— Bildarchiv Preussischer Kulturbesitz
Martin Niemöller (1892-1984) was an ardent nationalist and prominent Protestant pastor who emerged as an outspoken public foe of Adolf Hitler and spent the last 7 years of Nazi rule in concentration camps.
Niemöller is perhaps best remembered for the quotation:
First they came for the Socialists, and I did not speak out --
Because I was not a Socialist.
Then they came for the Trade Unionists, and I did not speak out --
Because I was not a Trade Unionist.
Then they came for the Jews, and I did not speak out --
Because I was not a Jew.
Then they came for me -- and there was no one left to speak for me.

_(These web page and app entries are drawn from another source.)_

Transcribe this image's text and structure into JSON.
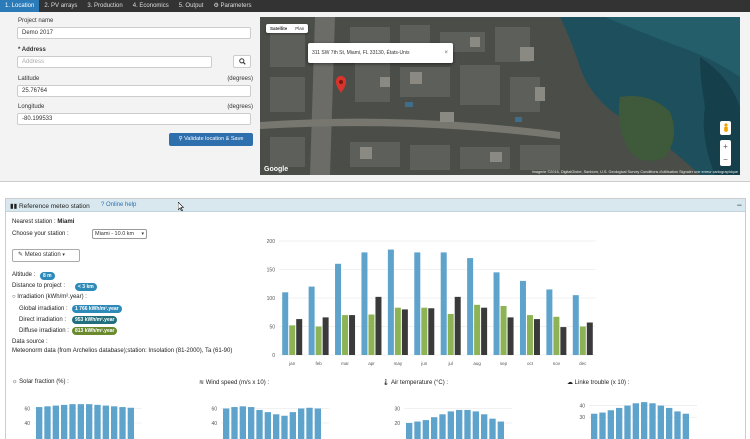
{
  "nav": {
    "tabs": [
      {
        "label": "1. Location",
        "active": true
      },
      {
        "label": "2. PV arrays"
      },
      {
        "label": "3. Production"
      },
      {
        "label": "4. Economics"
      },
      {
        "label": "5. Output"
      },
      {
        "label": "Parameters",
        "icon": "gears-icon"
      }
    ]
  },
  "form": {
    "project_name_label": "Project name",
    "project_name_value": "Demo 2017",
    "address_label": "Address",
    "address_placeholder": "Address",
    "latitude_label": "Latitude",
    "latitude_unit": "(degrees)",
    "latitude_value": "25.76764",
    "longitude_label": "Longitude",
    "longitude_unit": "(degrees)",
    "longitude_value": "-80.199533",
    "validate_label": "Validate location & Save"
  },
  "map": {
    "type_satellite": "Satellite",
    "type_plan": "Plan",
    "address_popup": "311 SW 7th St, Miami, FL 33130, États-Unis",
    "google_logo": "Google",
    "attribution": "Imagerie ©2016, DigitalGlobe, Sanborn, U.S. Geological Survey   Conditions d'utilisation   Signaler une erreur cartographique",
    "zoom_in": "+",
    "zoom_out": "−"
  },
  "meteo": {
    "title": "Reference meteo station",
    "help_label": "Online help",
    "collapse_label": "−",
    "nearest_label": "Nearest station :",
    "nearest_value": "Miami",
    "choose_label": "Choose your station :",
    "station_selected": "Miami - 10.0 km",
    "meteo_button_label": "Meteo station",
    "altitude_label": "Altitude :",
    "altitude_value": "8 m",
    "distance_label": "Distance to project :",
    "distance_value": "< 3 km",
    "irradiation_label": "Irradiation (kWh/m².year) :",
    "global_label": "Global irradiation :",
    "global_value": "1 766 kWh/m².year",
    "direct_label": "Direct irradiation :",
    "direct_value": "953 kWh/m².year",
    "diffuse_label": "Diffuse irradiation :",
    "diffuse_value": "813 kWh/m².year",
    "source_label": "Data source :",
    "source_value": "Meteonorm data (from Archelios database);station: Insolation (81-2000), Ta (61-90)",
    "colors": {
      "global": "#2e8ab8",
      "direct": "#22707d",
      "diffuse": "#6b8a2e",
      "blue_bar": "#5ea3cc",
      "green_bar": "#8db355",
      "dark_bar": "#3a3a3a"
    }
  },
  "chart_data": [
    {
      "type": "bar",
      "categories": [
        "jan",
        "feb",
        "mar",
        "apr",
        "may",
        "jun",
        "jul",
        "aug",
        "sep",
        "oct",
        "nov",
        "dec"
      ],
      "series": [
        {
          "values": [
            110,
            120,
            160,
            180,
            185,
            180,
            180,
            170,
            145,
            130,
            115,
            105
          ]
        },
        {
          "values": [
            52,
            50,
            70,
            71,
            83,
            83,
            72,
            88,
            86,
            70,
            67,
            50
          ]
        },
        {
          "values": [
            63,
            66,
            70,
            102,
            80,
            82,
            102,
            83,
            66,
            63,
            49,
            57
          ]
        }
      ],
      "ylim": [
        0,
        200
      ],
      "yticks": [
        0,
        50,
        100,
        150,
        200
      ]
    },
    {
      "type": "bar",
      "title": "Solar fraction (%) :",
      "icon": "sun-icon",
      "yticks": [
        60,
        40
      ],
      "ylim": [
        0,
        80
      ],
      "values": [
        62,
        63,
        64,
        65,
        66,
        66,
        66,
        65,
        64,
        63,
        62,
        61
      ]
    },
    {
      "type": "bar",
      "title": "Wind speed (m/s x 10) :",
      "icon": "wind-icon",
      "yticks": [
        60,
        40
      ],
      "ylim": [
        0,
        80
      ],
      "values": [
        60,
        62,
        63,
        62,
        58,
        55,
        52,
        50,
        55,
        60,
        61,
        60
      ]
    },
    {
      "type": "bar",
      "title": "Air temperature (°C) :",
      "icon": "thermometer-icon",
      "yticks": [
        30,
        20
      ],
      "ylim": [
        0,
        40
      ],
      "values": [
        20,
        21,
        22,
        24,
        26,
        28,
        29,
        29,
        28,
        26,
        23,
        21
      ]
    },
    {
      "type": "bar",
      "title": "Linke trouble (x 10) :",
      "icon": "cloud-icon",
      "yticks": [
        40,
        30
      ],
      "ylim": [
        0,
        50
      ],
      "values": [
        33,
        34,
        36,
        38,
        40,
        42,
        43,
        42,
        40,
        38,
        35,
        33
      ]
    }
  ]
}
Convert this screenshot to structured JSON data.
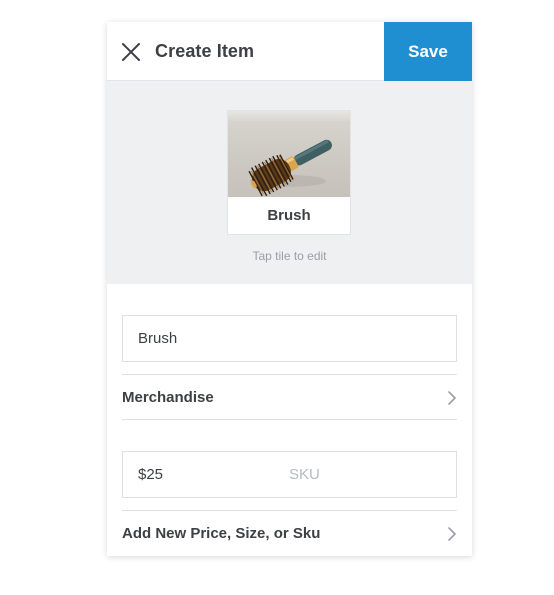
{
  "header": {
    "title": "Create Item",
    "save_label": "Save",
    "close_icon": "close-icon"
  },
  "tile": {
    "label": "Brush",
    "image": "brush-photo",
    "hint": "Tap tile to edit"
  },
  "form": {
    "name_value": "Brush",
    "category_label": "Merchandise",
    "price_value": "$25",
    "sku_placeholder": "SKU",
    "add_variant_label": "Add New Price, Size, or Sku"
  },
  "colors": {
    "accent": "#1f8fd1",
    "tile_background": "#eef0f2",
    "text": "#3d4044",
    "muted": "#9aa0a6"
  }
}
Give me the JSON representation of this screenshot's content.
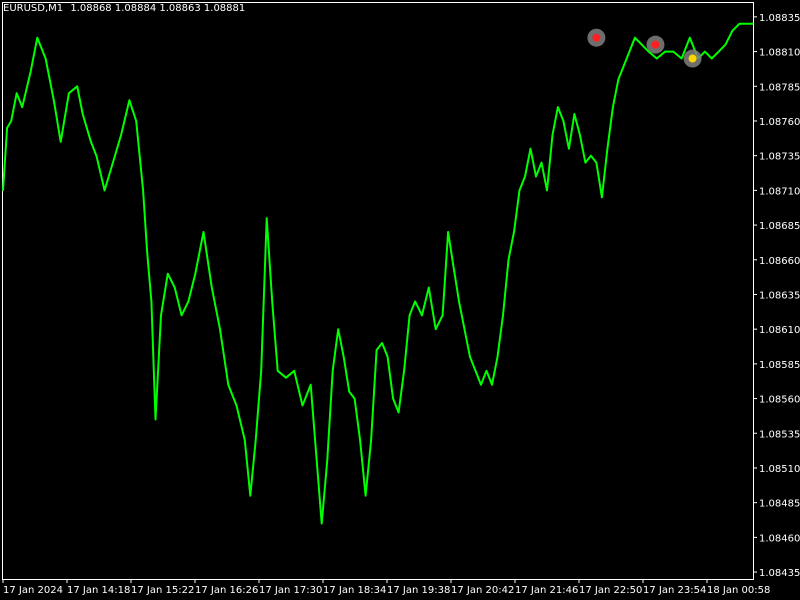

The quotation stems from Niemöller's lectures during the early postwar period. Different versions of the quotation exist. These can be attributed to the fact that Niemöller spoke extemporaneously and in a number of settings. Much controversy surrounds the content of the poem as it has been printed in varying forms, referring to alternating groups such as Catholics, Jehovah's Witnesses, Jews, Trade Unionists or Communists depending upon the version. Nonetheless his point was that Germans -- in particular, he believed, the leaders of the Protestant churches -- had been complicit through their silence in the Nazi imprisonment, persecution, and murder of millions of people.
At the same time, however, Niemöller, like most of his compatriots, was largely silent about the persecution and mass murder of the European Jews. Only in 1963, in a West German television interview, did Niemöller acknowledge and make a statement of regret about his own antisemitism (see Gerlach, 2000, p. 47).
James Bentley, Martin Niemöller: 1892-1984 (NY: Macmillan Free Press,1984)
Victoria Barnett, For the Soul of the People: Protestant Protest under Hitler (NY: Oxford University Press, 1992)
Wolfgang Gerlach, And the Witnesses were Silent: The Confessing Church and the Jews (Lincoln, Nebraska: University of Nebraska Press, 2000)